Microsoft had announced Windows 10 S last year, the new version of Windows 10 which was meant to compete with Google’s own operating system, Chrome OS. Although it was initally announced as a version dedicated to those clients in the educational domain, there have been recent reports that Microsoft might instead add an “S Mode” to Windows 10 Home, Enterprise, and Pro.
This would imply doing away with Windows 10 S as a separate operating system, and Microsoft has confirmed that this is how they will be proceeding. Microsoft has certified that they are giving up Windows 10 S as an independent iteration of its platform and will instead offer an “S Mode” in already-existing versions, starting next year.
The confirmation arrived on Twitter from the Microsoft Vicepresident, Joe Belfiore. Belfiore declared that Windows 10 S will be a new mode of the pre-existing versions of next year’s operating systems and definitely not a “distinct version”.
This is the official confirmation that the official version of Windows 10 S as an isolated OS is being abandoned. Previous reports indicate the fact that S Mode will simply block a copy of Windows 10, such as it will only be capable of installing apps downloaded from the Microsoft Store, which Windows 10 S was announced to do.
With all that being said, the reports also noted that, even though the company would allow users to deactivate S Mode for free, Microsoft would however levy $49 from the users of Windows 10 Pro if they wished to deactivate this mode and access the complete version.

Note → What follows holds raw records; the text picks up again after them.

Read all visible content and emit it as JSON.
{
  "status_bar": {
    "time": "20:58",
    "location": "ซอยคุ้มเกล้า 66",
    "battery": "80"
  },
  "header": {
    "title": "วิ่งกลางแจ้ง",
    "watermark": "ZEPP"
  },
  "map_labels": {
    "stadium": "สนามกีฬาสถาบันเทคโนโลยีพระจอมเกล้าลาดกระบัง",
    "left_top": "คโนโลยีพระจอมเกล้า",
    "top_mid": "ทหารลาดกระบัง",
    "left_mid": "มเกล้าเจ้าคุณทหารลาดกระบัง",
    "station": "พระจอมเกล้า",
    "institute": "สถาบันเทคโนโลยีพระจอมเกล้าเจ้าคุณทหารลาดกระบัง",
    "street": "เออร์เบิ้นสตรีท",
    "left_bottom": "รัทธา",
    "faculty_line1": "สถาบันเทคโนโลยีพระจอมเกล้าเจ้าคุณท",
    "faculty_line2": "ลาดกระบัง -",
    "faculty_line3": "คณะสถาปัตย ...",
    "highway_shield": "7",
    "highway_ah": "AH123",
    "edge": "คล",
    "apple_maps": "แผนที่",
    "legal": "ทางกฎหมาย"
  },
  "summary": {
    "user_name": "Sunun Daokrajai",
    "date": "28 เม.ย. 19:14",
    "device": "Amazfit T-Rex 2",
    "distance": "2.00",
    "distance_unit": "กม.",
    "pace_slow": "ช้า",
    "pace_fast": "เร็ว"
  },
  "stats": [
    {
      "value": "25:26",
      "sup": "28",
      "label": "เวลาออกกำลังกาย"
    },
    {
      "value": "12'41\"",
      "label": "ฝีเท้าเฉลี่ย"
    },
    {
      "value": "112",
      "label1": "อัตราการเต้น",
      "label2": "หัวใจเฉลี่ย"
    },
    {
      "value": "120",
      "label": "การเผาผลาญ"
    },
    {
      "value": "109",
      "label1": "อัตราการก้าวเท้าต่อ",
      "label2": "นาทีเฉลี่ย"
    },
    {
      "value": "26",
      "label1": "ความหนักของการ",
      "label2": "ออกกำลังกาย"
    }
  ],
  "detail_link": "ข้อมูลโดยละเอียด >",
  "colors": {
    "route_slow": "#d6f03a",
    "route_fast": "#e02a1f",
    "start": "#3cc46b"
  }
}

In Belfiore’s official blog post, that rumor has been debunked: “If a customer does want to switch out of S mode, they will be able to do so at no charge, regardless of edition.” That should clear up any confusion around unlocking the full version of Windows, and now it is up to PC makers to decide whether to sell machines with S Mode enabled or not.